Spain urges more cooperation to handle attacks, migration
(Reuters) - Europe, North Africa and the Middle East need to cooperate more to confront illegal immigration and "terrorist barbarism", Spanish Prime Minister Mariano Rajoy said on Monday.
Rajoy made the call at a meeting of foreign ministers from the 28 European Union countries and eight countries on the southern rim of the Mediterranean. It was the largest gathering of its kind since 2008.
The meeting comes as southern European countries such as Spain and Italy press for the EU, preoccupied by the Ukraine conflict for the past 18 months, to pay more attention to threats and problems emanating from the south.
Conflict in North Africa and the Middle East has prompted a wave of migration, which has led to thousands drowning in the Mediterranean and stretched the resources of countries such as Italy. Security officials say Europe faces a growing threat from groups such as Islamic State gaining a foothold in Libya.
"Jihadist terrorism is a direct threat for the security of our countries and our citizens and without doubt is our main threat right now," Rajoy said, opening the one-day conference in the Pedralbes palace in Barcelona. "I am convinced that a shared commitment between both shores of the Mediterranean will allow us to defeat terrorist barbarism."
Jordanian Foreign Minister Nasser Judeh told reporters it was important to talk about young people and "how we can provide them with opportunities and how we can address their grievances so they are not easy prey for recruitment or for the warped ideology of terrorists and extremists."
Spain was the site of one of Europe's worst attacks in 2004 when Islamist militants bombed commuter trains and killed nearly 200 people.

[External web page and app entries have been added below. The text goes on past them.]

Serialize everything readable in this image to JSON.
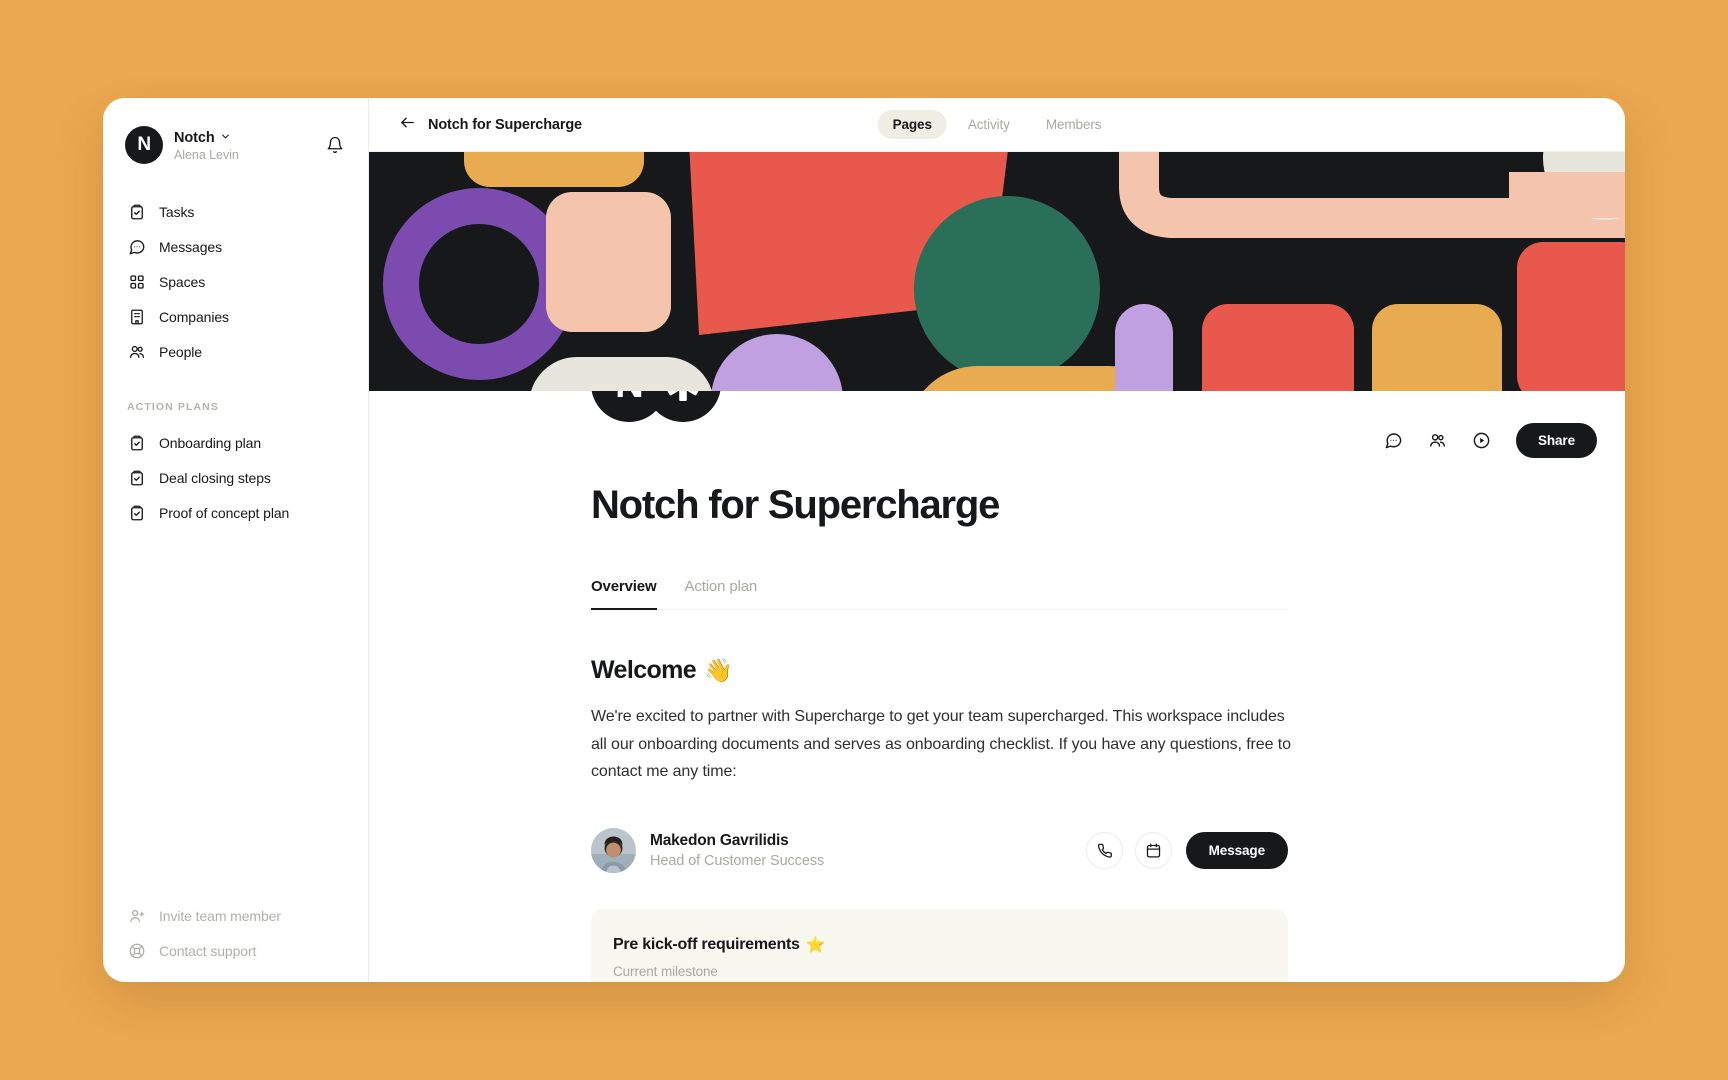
{
  "theme": {
    "page_background": "#eba84f",
    "window_background": "#ffffff",
    "accent_dark": "#17181a",
    "muted_text": "#a9a9a4",
    "active_tab_pill": "#eeeee5",
    "card_background": "#f8f8f1"
  },
  "sidebar": {
    "workspace": {
      "avatar_letter": "N",
      "name": "Notch",
      "user": "Alena Levin",
      "caret_icon": "chevron-down-icon",
      "bell_icon": "bell-icon"
    },
    "nav": [
      {
        "label": "Tasks",
        "icon": "clipboard-check-icon"
      },
      {
        "label": "Messages",
        "icon": "chat-bubble-icon"
      },
      {
        "label": "Spaces",
        "icon": "grid-dots-icon"
      },
      {
        "label": "Companies",
        "icon": "building-icon"
      },
      {
        "label": "People",
        "icon": "people-icon"
      }
    ],
    "section_title": "ACTION PLANS",
    "action_plans": [
      {
        "label": "Onboarding plan",
        "icon": "clipboard-check-icon"
      },
      {
        "label": "Deal closing steps",
        "icon": "clipboard-check-icon"
      },
      {
        "label": "Proof of concept plan",
        "icon": "clipboard-check-icon"
      }
    ],
    "footer": [
      {
        "label": "Invite team member",
        "icon": "person-plus-icon"
      },
      {
        "label": "Contact support",
        "icon": "lifebuoy-icon"
      }
    ]
  },
  "topbar": {
    "back_icon": "arrow-left-icon",
    "breadcrumb": "Notch for Supercharge",
    "tabs": [
      {
        "label": "Pages",
        "active": true
      },
      {
        "label": "Activity",
        "active": false
      },
      {
        "label": "Members",
        "active": false
      }
    ]
  },
  "document": {
    "logo_badges": [
      {
        "glyph": "N",
        "name": "notch-logo-badge"
      },
      {
        "glyph": "asterisk",
        "name": "supercharge-logo-badge"
      }
    ],
    "actions": {
      "comment_icon": "chat-bubble-icon",
      "members_icon": "people-icon",
      "play_icon": "play-circle-icon",
      "share_label": "Share"
    },
    "title": "Notch for Supercharge",
    "tabs": [
      {
        "label": "Overview",
        "active": true
      },
      {
        "label": "Action plan",
        "active": false
      }
    ],
    "welcome": {
      "heading": "Welcome",
      "emoji": "👋",
      "body": "We're excited to partner with Supercharge to get your team supercharged. This workspace includes all our onboarding documents and serves as onboarding checklist. If you have any questions, free to contact me any time:"
    },
    "contact": {
      "name": "Makedon Gavrilidis",
      "role": "Head of Customer Success",
      "avatar": "person-photo-avatar",
      "call_icon": "phone-icon",
      "calendar_icon": "calendar-icon",
      "message_label": "Message"
    },
    "milestone": {
      "title": "Pre kick-off requirements",
      "emoji": "⭐",
      "subtitle": "Current milestone"
    }
  },
  "banner": {
    "background": "#16181a",
    "colors": {
      "purple": "#7b4bb0",
      "amber": "#e9ab50",
      "peach": "#f5c4ac",
      "red": "#e8584c",
      "lavender": "#c0a0e0",
      "green": "#2a6f57",
      "cream": "#e6e6dd"
    }
  }
}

Members of a suspected Islamist cell arrested last week in Spain were trying to obtain explosives to bomb a synagogue or public offices in Barcelona, an investigating magistrate said last Friday.
Rajoy said cooperation with countries of origin and transit was the only way to tackle illegal migration.
The European Commission is working on a new migration strategy, due by mid-May. One idea under consideration is setting up camps in the Middle East and Africa where people can request asylum on site without risking their lives to cross the Mediterranean.
Algeria, Egypt, Israel, Jordan, Lebanon, Morocco, the Palestinian Authority and Tunisia sent representatives to the meeting. Libya and Syria, both torn by conflict, stayed away.